×

Notice

By using this website, you agree that cookies are placed on your device. ATTENTION: If you click on "decline", the online shop will not be working and some areas of the site may not be displayed properly!

View infos on Cookies and Privacy Policy

You have declined cookies. This decision can be reversed.

Special Exhibition
7 May – 13 September 2004

An exhibition in collaboration of the Arnold Schönberg Center and the University of Applied Arts Vienna and Wiener Festwochen

The chess board has 10 x 10 squares. This chess is played by four players: yellow and black are super powers, red and green are lesser powers. Each player is assigned space for formation. Pilots, canons and machine guns are ready for the offensive – the goal: to overthrow the king.
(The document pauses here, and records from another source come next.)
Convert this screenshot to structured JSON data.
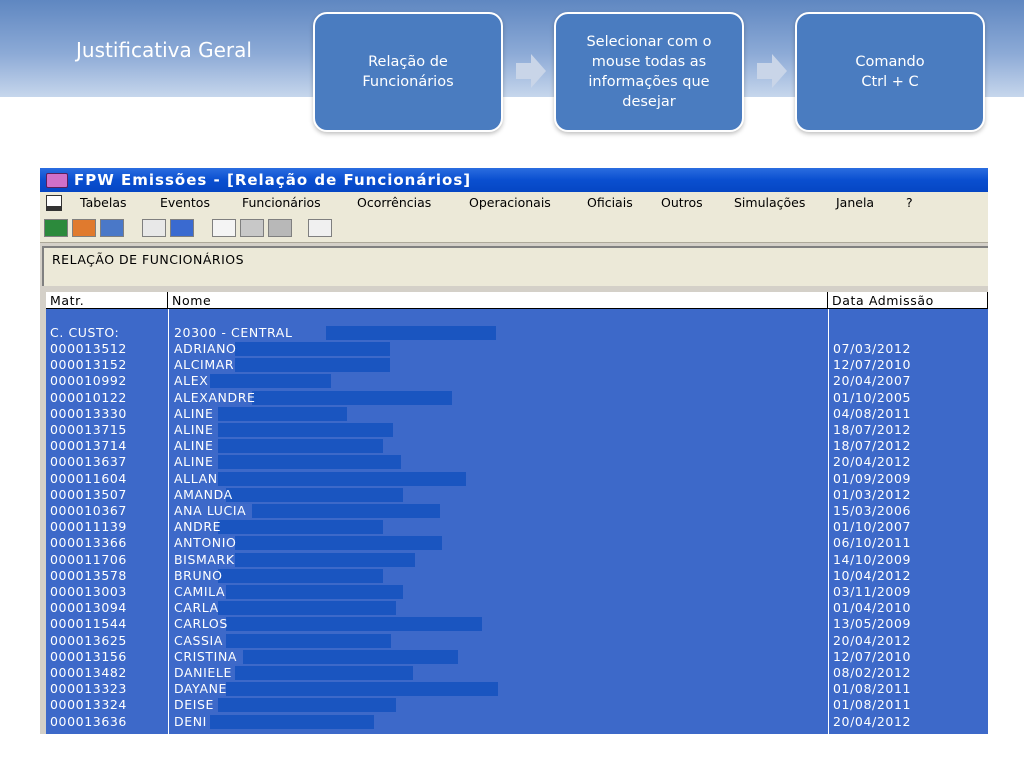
{
  "slide": {
    "title": "Justificativa Geral",
    "steps": [
      "Relação de\nFuncionários",
      "Selecionar com o\nmouse todas as\ninformações que\ndesejar",
      "Comando\nCtrl + C"
    ]
  },
  "window": {
    "title": "FPW  Emissões - [Relação de Funcionários]",
    "menu": [
      "Tabelas",
      "Eventos",
      "Funcionários",
      "Ocorrências",
      "Operacionais",
      "Oficiais",
      "Outros",
      "Simulações",
      "Janela",
      "?"
    ],
    "report_title": "RELAÇÃO DE FUNCIONÁRIOS",
    "columns": [
      "Matr.",
      "Nome",
      "Data Admissão"
    ],
    "cost_center": {
      "label": "C. CUSTO:",
      "value": "20300 - CENTRAL"
    },
    "rows": [
      {
        "matr": "000013512",
        "nome": "ADRIANO",
        "data": "07/03/2012"
      },
      {
        "matr": "000013152",
        "nome": "ALCIMAR",
        "data": "12/07/2010"
      },
      {
        "matr": "000010992",
        "nome": "ALEX",
        "data": "20/04/2007"
      },
      {
        "matr": "000010122",
        "nome": "ALEXANDRE",
        "data": "01/10/2005"
      },
      {
        "matr": "000013330",
        "nome": "ALINE",
        "data": "04/08/2011"
      },
      {
        "matr": "000013715",
        "nome": "ALINE",
        "data": "18/07/2012"
      },
      {
        "matr": "000013714",
        "nome": "ALINE",
        "data": "18/07/2012"
      },
      {
        "matr": "000013637",
        "nome": "ALINE",
        "data": "20/04/2012"
      },
      {
        "matr": "000011604",
        "nome": "ALLAN",
        "data": "01/09/2009"
      },
      {
        "matr": "000013507",
        "nome": "AMANDA",
        "data": "01/03/2012"
      },
      {
        "matr": "000010367",
        "nome": "ANA LUCIA",
        "data": "15/03/2006"
      },
      {
        "matr": "000011139",
        "nome": "ANDRE",
        "data": "01/10/2007"
      },
      {
        "matr": "000013366",
        "nome": "ANTONIO",
        "data": "06/10/2011"
      },
      {
        "matr": "000011706",
        "nome": "BISMARK",
        "data": "14/10/2009"
      },
      {
        "matr": "000013578",
        "nome": "BRUNO",
        "data": "10/04/2012"
      },
      {
        "matr": "000013003",
        "nome": "CAMILA",
        "data": "03/11/2009"
      },
      {
        "matr": "000013094",
        "nome": "CARLA",
        "data": "01/04/2010"
      },
      {
        "matr": "000011544",
        "nome": "CARLOS",
        "data": "13/05/2009"
      },
      {
        "matr": "000013625",
        "nome": "CASSIA",
        "data": "20/04/2012"
      },
      {
        "matr": "000013156",
        "nome": "CRISTINA",
        "data": "12/07/2010"
      },
      {
        "matr": "000013482",
        "nome": "DANIELE",
        "data": "08/02/2012"
      },
      {
        "matr": "000013323",
        "nome": "DAYANE",
        "data": "01/08/2011"
      },
      {
        "matr": "000013324",
        "nome": "DEISE",
        "data": "01/08/2011"
      },
      {
        "matr": "000013636",
        "nome": "DENI",
        "data": "20/04/2012"
      }
    ]
  }
}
By inventing a coalition chess at the beginning of the 1920’s, Arnold Schönberg threw out the rules of chess; with his invention of a “method of composing with twelve tones which are related only with one another,” he toppled the established and traditional rules of Western music.

Schönberg’s urge for expression was not driven by a desire to attain a “greater or lesser degree of beauty” of traditional understanding, but rather by the impulse of “inner necessity.” With the twelve-tone method, a visionary plan for construction of future compositional order, Schönberg laid the cornerstone of what was to be the emancipation of traditional hierarchical organizing principles for 20th century music. This pivotal way of thinking, emerging as it did in the years from 1918 onwards, was historically consistent with a time of collapse and new beginnings in political and social hierarchies in Vienna of the First Republic. The claim for hegemony was the impetus behind the Twelve-tone Method (or Dodecaphony), for the visionary Schönberg understood the significance for the future of his creative innovations.

The exhibition will show original manuscripts for all of Schönberg’s twelve-tone works in the archival legacy, from autograph sketches to holograph fair copies of scores. These give insight into Schönberg’s musical world and, above all, demonstrate the connection between artistic and structural ideas and the conscious will for form and expression. The legendary twelve-tone artifacts, designs for furniture, as well as games created by Schönberg, his “inventions,” such as a typewriter for musical notation, his tennis notation, and coalition chess all serve to enhance a view of a complex compositional œuvre, which distinguishes itself through its use of the strictest construction and playful association with the musical material.